US abortion advocates claim victory in state ballot measures News
© WikiMedia (Larissa Puro)
US abortion advocates claim victory in state ballot measures

US voters in California, Michigan, Kentucky and Vermont Tuesday voted in favor of abortion rights in four state ballot measures. Results from Montana’s vote remain inconclusive, but abortion advocates are poised to win. In June, the US Supreme Court overturned Roe v. Wade with Dobbs v. Jackson Women Health Organization and ruled there is no constitutional right to abortion at the federal level. The decision left each state to decide its own abortions law.

In California, voters affirmed Proposition 1 and decided to expressly “include existing rights to reproductive freedom—such as the right to choose whether or not to have an abortion and use contraceptives” in the California Constitution. Abortion is legal in California, and Governor Gavin Newsom, who won reelection on Tuesday, has passed several laws to further protect abortion access in the state.

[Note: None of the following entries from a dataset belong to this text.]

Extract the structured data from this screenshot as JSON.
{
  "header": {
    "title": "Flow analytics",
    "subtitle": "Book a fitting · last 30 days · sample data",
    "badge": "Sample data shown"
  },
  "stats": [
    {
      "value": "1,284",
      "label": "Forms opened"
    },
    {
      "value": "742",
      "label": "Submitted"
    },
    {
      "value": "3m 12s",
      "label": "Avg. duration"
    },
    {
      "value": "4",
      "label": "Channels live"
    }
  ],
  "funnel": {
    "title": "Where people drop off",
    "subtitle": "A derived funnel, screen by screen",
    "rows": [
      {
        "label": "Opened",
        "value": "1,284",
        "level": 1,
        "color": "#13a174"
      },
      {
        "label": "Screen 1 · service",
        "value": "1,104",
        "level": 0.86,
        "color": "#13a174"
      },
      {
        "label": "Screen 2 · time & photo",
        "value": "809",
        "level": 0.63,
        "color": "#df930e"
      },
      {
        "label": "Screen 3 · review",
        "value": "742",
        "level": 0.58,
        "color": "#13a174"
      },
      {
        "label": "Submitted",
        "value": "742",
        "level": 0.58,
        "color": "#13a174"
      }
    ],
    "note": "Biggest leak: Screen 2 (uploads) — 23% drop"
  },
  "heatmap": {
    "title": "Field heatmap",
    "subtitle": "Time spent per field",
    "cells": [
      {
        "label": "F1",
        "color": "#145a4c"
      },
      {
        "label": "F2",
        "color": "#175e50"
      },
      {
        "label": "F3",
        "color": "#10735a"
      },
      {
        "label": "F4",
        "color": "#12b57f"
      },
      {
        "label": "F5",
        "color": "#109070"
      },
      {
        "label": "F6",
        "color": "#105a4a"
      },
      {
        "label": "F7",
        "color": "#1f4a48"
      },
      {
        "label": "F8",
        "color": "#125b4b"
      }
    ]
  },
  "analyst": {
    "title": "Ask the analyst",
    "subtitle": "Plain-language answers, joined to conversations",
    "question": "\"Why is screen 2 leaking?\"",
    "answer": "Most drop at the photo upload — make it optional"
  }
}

Michiganers voted in favor of Proposal 3 to “establish [a] new individual right to reproductive freedom, including [the] right to make all decisions about pregnancy and abortion; allow [the] state to regulate abortion in some cases; and forbid prosecution of individuals exercising [this] established right.” In Wednesday’s early hours, the ACLU of Michigan announced victory in the vote and thanked voters for making “Michigan the first state in the nation to pass an affirmative citizen-led constitutional amendment that guarantees the right to abortion.” Abortion is currently legal in Michigan after Governor Gretchen Whitmer won a preliminary injunction against the state’s abortion ban in August. Whitmer also secured another term as governor on Tuesday.

Kentucky voters rejected Constitutional Amendment 3, a proposed revision to the state constitution reading, “nothing in this Constitution shall be construed to secure or protect a right to abortion or require the funding of abortion.” Although abortion remains illegal in Kentucky at this time, the ACLU and other organizations are in the process of challenging the bans in court and have asked for a temporary injunction while the lawsuits play out. Shortly before midnight on election day, The ACLU and the ACLU of Kentucky announced a victory for abortion rights, but outlets like the Associated Press have yet to call the vote.

Vermont voters chose overwhelmingly to accept Proposal 5 and include language in the state constitution “that an individual’s right to personal reproductive autonomy is central to the liberty and dignity to determine one’s own life course and shall not be denied or infringed unless justified by a compelling State interest achieved by the least restrictive means.”

If accepted by Montana voters, LR-131 would adopt “the Born-Alive Infant Protection Act; providing that infants born alive, including infants born alive after an abortion, are legal persons.” The vote is currently too close to call, but Montana’s Secretary of State shows the “no” camp ahead. The American College of Obstetricians and Gynecologists (ACOG) recommended a “no” vote on LR-131, saying the measure “would require an aggressive course of treatment in extremely complex and often tragic medical situations. It is based on inflammatory language and inaccurate descriptions of doctors, the patients they care for, and the complex and tragic circumstances families face.” Due to an August ruling by the Montana Supreme Court, abortion is currently legal in Montana.

Tuesday’s results mirror national trends. A March poll by Pew Research concluded that 61 percent of American adults believe abortion should be legal in “most or all cases.” In August, voters in Kansas turned out in record numbers to vote against a provision that would have removed abortion protections from the Kansas Constitution.